I recently wrote an article arguing that Cliff Lee is overrated when comparing his overall body of work to the contracts he was being offered in terms of length and cost. I did not include the Philadelphia Phillies in that article because at the time, there was no indication that they were even a consideration for Lee since no reports surfaced of any contract negotiations. Now that the Phillies have come in and swept Lee away from the New York Yankees and Texas Rangers, I must swallow some pride and admit a couple things. First off, I still believe that Cliff Lee is overrated and that the Phillies will being grossly overpaying after three years. Second, I must give credit to the Phillies for being aggressive and pursuing Lee to include him in arguably one of the greatest starting pitching rotations of all-time. Lee will be the #2 man behind 2010 Cy Young Award winner Roy Halladay, and in front of Roy Oswalt and Cole Hamels. In many respects, when Lee is at the top of his game he is the left-handed version of Halladay. Opponents surely are not looking forward to facing the Phillies. The Phillies, who just saw their best right-handed hitter and starting RF Jayson Werth bolt to Washington, did not stand still. They probably realized that there was not a better option to plug in to right field, so they have essentially changed their overall philosophy. They are not going to bludgeon teams with their offense anymore, which still contains Chase Utley and Ryan Howard. Instead, they have gone the other direction to dominate the league with pitching. So I applaud Ruben Amaro and the rest of the Phillies’ organization for being so flexible and creative. And yes, it pains me as a Mets’ fan to say that.

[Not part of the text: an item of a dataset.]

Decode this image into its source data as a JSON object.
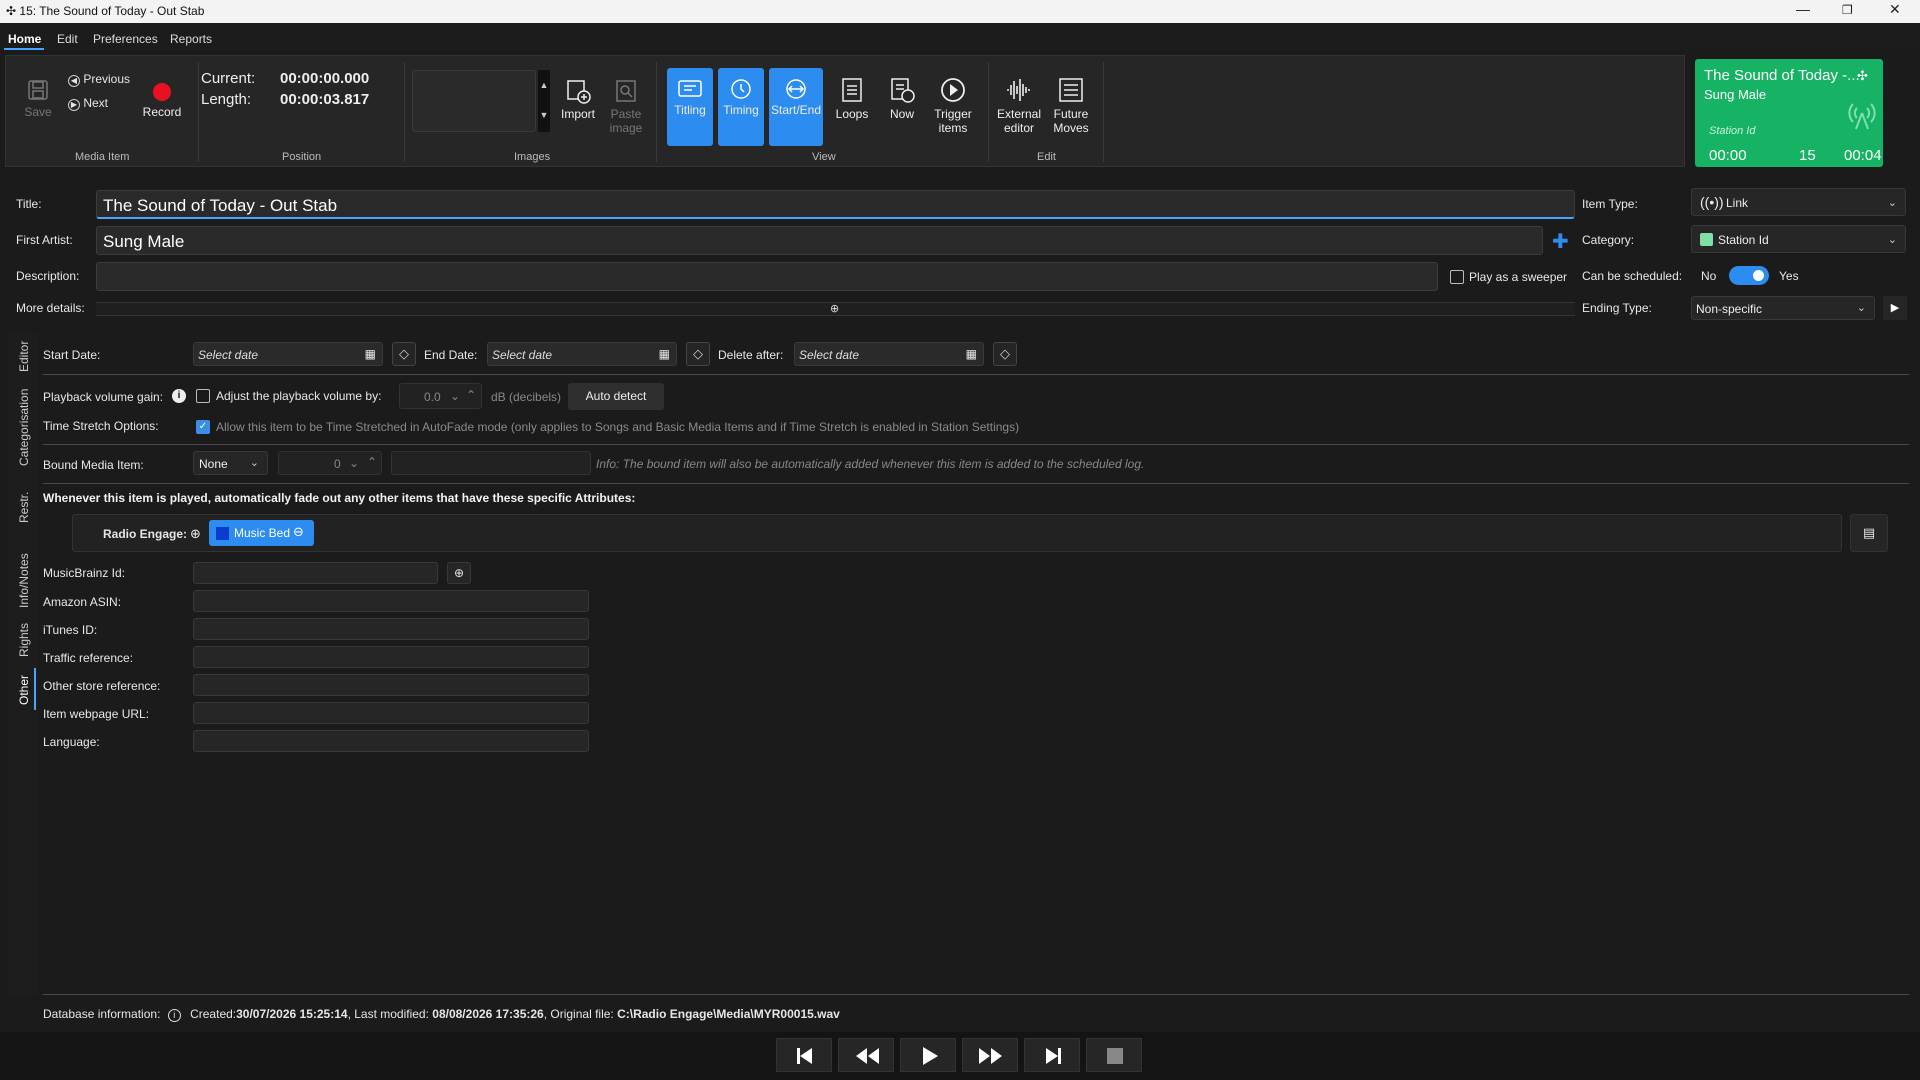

Most importantly, I must give credit to Cliff Lee. In current times, professional athletes seek the most amount of money they possibly can – which they are entitled to do so. Most times, the pursuit of the most money leads players to teams and organizations where there is little chance of succeeding as a team (See Jayson Werth article at http://fantasyjudgment.wordpress.com/2010/12/06/nationals-will-not-get-their-moneys-werth/). Here, Cliff Lee left several million dollars on the table from both the Yankees and Rangers’ contract offers. Granted, he had very good chances of winning had he signed with New York or Texas, but he realized the situation he would be in if he signed with the Phillies and joined their starting rotation. He also clearly enjoyed his time in Philadelphia after being traded there in 2009 and helping lead the Phillies to the World Series. Kudos to Lee for deciding to play on a team that he enjoyed being a part of and that gives him an excellent chance of winning a championship. No one can ever say he went for the money. And maybe he is overpriced and not deserving of more years and dollars than Roy Halladay. But he will certainly be worth more to the Phillies than Jayson Werth was to them or will be to the Nationals.